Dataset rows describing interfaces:
++++++++++

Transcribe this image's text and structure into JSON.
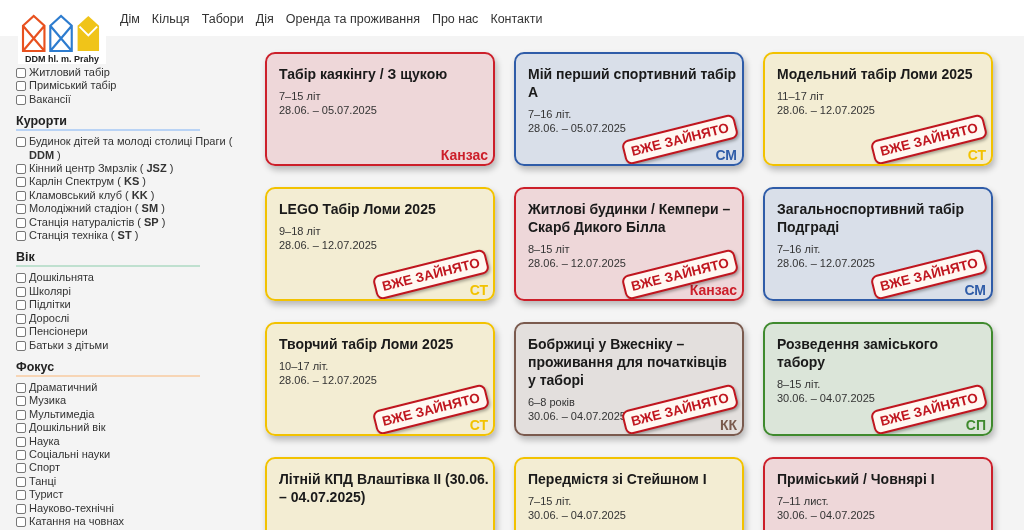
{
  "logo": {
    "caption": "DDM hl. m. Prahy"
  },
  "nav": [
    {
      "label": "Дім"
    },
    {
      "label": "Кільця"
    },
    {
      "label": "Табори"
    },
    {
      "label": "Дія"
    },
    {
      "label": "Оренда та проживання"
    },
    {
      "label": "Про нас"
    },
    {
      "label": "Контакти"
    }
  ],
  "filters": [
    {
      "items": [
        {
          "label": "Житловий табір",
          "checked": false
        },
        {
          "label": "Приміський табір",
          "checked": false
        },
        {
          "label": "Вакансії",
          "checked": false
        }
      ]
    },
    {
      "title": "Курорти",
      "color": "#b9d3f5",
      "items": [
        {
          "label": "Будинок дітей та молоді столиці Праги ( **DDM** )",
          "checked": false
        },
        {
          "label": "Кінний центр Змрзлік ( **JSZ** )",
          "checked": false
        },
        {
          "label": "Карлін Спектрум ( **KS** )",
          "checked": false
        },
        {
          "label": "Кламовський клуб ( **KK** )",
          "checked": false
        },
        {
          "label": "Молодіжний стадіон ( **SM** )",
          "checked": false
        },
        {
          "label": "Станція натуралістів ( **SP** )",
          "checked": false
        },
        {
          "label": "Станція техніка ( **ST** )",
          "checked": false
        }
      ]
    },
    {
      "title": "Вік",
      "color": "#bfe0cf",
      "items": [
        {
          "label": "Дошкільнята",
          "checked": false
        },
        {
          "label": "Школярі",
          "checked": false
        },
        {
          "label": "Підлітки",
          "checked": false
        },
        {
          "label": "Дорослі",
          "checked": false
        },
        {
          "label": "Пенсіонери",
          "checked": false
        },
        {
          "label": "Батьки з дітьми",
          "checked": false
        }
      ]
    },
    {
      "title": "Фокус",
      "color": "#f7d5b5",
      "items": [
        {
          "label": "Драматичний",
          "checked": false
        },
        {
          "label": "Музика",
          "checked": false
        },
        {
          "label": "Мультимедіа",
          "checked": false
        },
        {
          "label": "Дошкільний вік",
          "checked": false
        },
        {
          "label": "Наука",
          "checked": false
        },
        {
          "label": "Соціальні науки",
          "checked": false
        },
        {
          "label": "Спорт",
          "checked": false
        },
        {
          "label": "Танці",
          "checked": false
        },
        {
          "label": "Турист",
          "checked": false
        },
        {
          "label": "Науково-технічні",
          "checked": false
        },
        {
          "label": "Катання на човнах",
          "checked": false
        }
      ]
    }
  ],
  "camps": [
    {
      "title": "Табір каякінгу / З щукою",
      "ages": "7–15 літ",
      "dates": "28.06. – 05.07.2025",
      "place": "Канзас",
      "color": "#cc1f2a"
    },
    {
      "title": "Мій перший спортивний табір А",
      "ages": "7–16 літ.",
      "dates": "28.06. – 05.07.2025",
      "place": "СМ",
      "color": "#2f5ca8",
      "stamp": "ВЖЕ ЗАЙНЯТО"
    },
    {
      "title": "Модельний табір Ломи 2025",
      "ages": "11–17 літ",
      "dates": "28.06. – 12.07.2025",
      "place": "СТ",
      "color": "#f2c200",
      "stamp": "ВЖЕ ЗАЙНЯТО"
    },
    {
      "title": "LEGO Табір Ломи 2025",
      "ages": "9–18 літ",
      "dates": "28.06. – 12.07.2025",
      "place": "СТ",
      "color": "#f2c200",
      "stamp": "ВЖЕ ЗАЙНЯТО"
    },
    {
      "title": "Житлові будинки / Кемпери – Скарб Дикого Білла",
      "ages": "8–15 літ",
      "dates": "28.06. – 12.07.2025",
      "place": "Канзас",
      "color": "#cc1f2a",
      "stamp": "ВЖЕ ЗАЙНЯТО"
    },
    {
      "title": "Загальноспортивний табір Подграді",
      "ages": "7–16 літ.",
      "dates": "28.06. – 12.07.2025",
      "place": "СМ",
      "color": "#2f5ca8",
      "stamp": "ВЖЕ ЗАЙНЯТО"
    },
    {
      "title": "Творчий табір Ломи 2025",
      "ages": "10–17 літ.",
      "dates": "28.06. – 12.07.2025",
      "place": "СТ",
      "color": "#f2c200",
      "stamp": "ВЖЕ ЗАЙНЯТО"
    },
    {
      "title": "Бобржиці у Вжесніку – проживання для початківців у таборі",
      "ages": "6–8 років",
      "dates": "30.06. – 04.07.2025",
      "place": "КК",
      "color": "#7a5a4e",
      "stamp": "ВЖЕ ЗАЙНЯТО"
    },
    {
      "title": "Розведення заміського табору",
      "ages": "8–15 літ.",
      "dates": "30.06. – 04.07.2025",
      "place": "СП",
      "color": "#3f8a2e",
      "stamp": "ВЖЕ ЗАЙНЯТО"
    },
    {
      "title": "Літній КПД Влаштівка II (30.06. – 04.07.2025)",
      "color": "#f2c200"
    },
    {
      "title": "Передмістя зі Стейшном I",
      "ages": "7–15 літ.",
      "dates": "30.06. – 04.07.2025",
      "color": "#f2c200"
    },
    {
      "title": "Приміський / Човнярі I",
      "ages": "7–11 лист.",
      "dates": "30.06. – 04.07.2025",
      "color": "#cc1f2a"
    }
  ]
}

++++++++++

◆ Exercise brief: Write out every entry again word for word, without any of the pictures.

◆ Finished task:
Transcribe this image's text and structure into JSON.
{
  "logo": {
    "caption": "DDM hl. m. Prahy"
  },
  "nav": [
    {
      "label": "Дім"
    },
    {
      "label": "Кільця"
    },
    {
      "label": "Табори"
    },
    {
      "label": "Дія"
    },
    {
      "label": "Оренда та проживання"
    },
    {
      "label": "Про нас"
    },
    {
      "label": "Контакти"
    }
  ],
  "filters": [
    {
      "items": [
        {
          "label": "Житловий табір",
          "checked": false
        },
        {
          "label": "Приміський табір",
          "checked": false
        },
        {
          "label": "Вакансії",
          "checked": false
        }
      ]
    },
    {
      "title": "Курорти",
      "color": "#b9d3f5",
      "items": [
        {
          "label": "Будинок дітей та молоді столиці Праги ( **DDM** )",
          "checked": false
        },
        {
          "label": "Кінний центр Змрзлік ( **JSZ** )",
          "checked": false
        },
        {
          "label": "Карлін Спектрум ( **KS** )",
          "checked": false
        },
        {
          "label": "Кламовський клуб ( **KK** )",
          "checked": false
        },
        {
          "label": "Молодіжний стадіон ( **SM** )",
          "checked": false
        },
        {
          "label": "Станція натуралістів ( **SP** )",
          "checked": false
        },
        {
          "label": "Станція техніка ( **ST** )",
          "checked": false
        }
      ]
    },
    {
      "title": "Вік",
      "color": "#bfe0cf",
      "items": [
        {
          "label": "Дошкільнята",
          "checked": false
        },
        {
          "label": "Школярі",
          "checked": false
        },
        {
          "label": "Підлітки",
          "checked": false
        },
        {
          "label": "Дорослі",
          "checked": false
        },
        {
          "label": "Пенсіонери",
          "checked": false
        },
        {
          "label": "Батьки з дітьми",
          "checked": false
        }
      ]
    },
    {
      "title": "Фокус",
      "color": "#f7d5b5",
      "items": [
        {
          "label": "Драматичний",
          "checked": false
        },
        {
          "label": "Музика",
          "checked": false
        },
        {
          "label": "Мультимедіа",
          "checked": false
        },
        {
          "label": "Дошкільний вік",
          "checked": false
        },
        {
          "label": "Наука",
          "checked": false
        },
        {
          "label": "Соціальні науки",
          "checked": false
        },
        {
          "label": "Спорт",
          "checked": false
        },
        {
          "label": "Танці",
          "checked": false
        },
        {
          "label": "Турист",
          "checked": false
        },
        {
          "label": "Науково-технічні",
          "checked": false
        },
        {
          "label": "Катання на човнах",
          "checked": false
        }
      ]
    }
  ],
  "camps": [
    {
      "title": "Табір каякінгу / З щукою",
      "ages": "7–15 літ",
      "dates": "28.06. – 05.07.2025",
      "place": "Канзас",
      "color": "#cc1f2a"
    },
    {
      "title": "Мій перший спортивний табір А",
      "ages": "7–16 літ.",
      "dates": "28.06. – 05.07.2025",
      "place": "СМ",
      "color": "#2f5ca8",
      "stamp": "ВЖЕ ЗАЙНЯТО"
    },
    {
      "title": "Модельний табір Ломи 2025",
      "ages": "11–17 літ",
      "dates": "28.06. – 12.07.2025",
      "place": "СТ",
      "color": "#f2c200",
      "stamp": "ВЖЕ ЗАЙНЯТО"
    },
    {
      "title": "LEGO Табір Ломи 2025",
      "ages": "9–18 літ",
      "dates": "28.06. – 12.07.2025",
      "place": "СТ",
      "color": "#f2c200",
      "stamp": "ВЖЕ ЗАЙНЯТО"
    },
    {
      "title": "Житлові будинки / Кемпери – Скарб Дикого Білла",
      "ages": "8–15 літ",
      "dates": "28.06. – 12.07.2025",
      "place": "Канзас",
      "color": "#cc1f2a",
      "stamp": "ВЖЕ ЗАЙНЯТО"
    },
    {
      "title": "Загальноспортивний табір Подграді",
      "ages": "7–16 літ.",
      "dates": "28.06. – 12.07.2025",
      "place": "СМ",
      "color": "#2f5ca8",
      "stamp": "ВЖЕ ЗАЙНЯТО"
    },
    {
      "title": "Творчий табір Ломи 2025",
      "ages": "10–17 літ.",
      "dates": "28.06. – 12.07.2025",
      "place": "СТ",
      "color": "#f2c200",
      "stamp": "ВЖЕ ЗАЙНЯТО"
    },
    {
      "title": "Бобржиці у Вжесніку – проживання для початківців у таборі",
      "ages": "6–8 років",
      "dates": "30.06. – 04.07.2025",
      "place": "КК",
      "color": "#7a5a4e",
      "stamp": "ВЖЕ ЗАЙНЯТО"
    },
    {
      "title": "Розведення заміського табору",
      "ages": "8–15 літ.",
      "dates": "30.06. – 04.07.2025",
      "place": "СП",
      "color": "#3f8a2e",
      "stamp": "ВЖЕ ЗАЙНЯТО"
    },
    {
      "title": "Літній КПД Влаштівка II (30.06. – 04.07.2025)",
      "color": "#f2c200"
    },
    {
      "title": "Передмістя зі Стейшном I",
      "ages": "7–15 літ.",
      "dates": "30.06. – 04.07.2025",
      "color": "#f2c200"
    },
    {
      "title": "Приміський / Човнярі I",
      "ages": "7–11 лист.",
      "dates": "30.06. – 04.07.2025",
      "color": "#cc1f2a"
    }
  ]
}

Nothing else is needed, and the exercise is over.